--- BRIEF ---
Give the count of lines in the data that include the string "GroupName", with no added remarks.

--- PROVIDED MATERIAL ---
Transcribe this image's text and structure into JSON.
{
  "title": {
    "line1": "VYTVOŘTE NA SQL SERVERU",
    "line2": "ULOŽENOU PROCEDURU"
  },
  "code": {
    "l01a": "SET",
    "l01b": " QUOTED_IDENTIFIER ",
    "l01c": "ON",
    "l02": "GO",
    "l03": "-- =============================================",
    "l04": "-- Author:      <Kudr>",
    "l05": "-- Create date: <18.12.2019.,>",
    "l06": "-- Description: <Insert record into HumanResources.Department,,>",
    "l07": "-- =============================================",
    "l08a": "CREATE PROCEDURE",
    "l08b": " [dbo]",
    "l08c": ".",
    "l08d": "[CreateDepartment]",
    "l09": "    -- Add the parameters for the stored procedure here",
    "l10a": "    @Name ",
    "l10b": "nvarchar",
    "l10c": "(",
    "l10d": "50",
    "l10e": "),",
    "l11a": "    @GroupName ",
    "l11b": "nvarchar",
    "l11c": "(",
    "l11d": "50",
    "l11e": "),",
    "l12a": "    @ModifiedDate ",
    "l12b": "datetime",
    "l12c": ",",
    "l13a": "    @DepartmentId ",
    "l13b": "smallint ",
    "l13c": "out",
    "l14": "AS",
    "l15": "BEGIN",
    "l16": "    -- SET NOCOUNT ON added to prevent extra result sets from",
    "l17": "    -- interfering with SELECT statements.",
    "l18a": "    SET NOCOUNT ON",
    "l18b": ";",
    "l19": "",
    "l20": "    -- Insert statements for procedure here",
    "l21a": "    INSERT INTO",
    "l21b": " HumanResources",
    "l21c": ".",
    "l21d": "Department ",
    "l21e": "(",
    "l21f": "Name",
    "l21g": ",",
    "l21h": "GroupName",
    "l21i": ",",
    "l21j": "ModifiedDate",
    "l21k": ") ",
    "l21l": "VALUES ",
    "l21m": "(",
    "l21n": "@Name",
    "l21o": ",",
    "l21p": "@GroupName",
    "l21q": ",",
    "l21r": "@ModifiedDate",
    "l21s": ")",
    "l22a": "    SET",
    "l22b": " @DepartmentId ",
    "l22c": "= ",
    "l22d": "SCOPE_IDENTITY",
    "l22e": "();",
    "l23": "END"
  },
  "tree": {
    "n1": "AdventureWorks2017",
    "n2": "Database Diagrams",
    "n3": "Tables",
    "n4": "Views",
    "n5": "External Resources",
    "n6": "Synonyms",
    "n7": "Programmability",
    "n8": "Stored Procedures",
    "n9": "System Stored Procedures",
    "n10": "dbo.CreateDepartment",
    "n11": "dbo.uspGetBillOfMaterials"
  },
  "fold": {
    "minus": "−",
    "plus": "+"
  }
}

--- FINAL ANSWER ---
3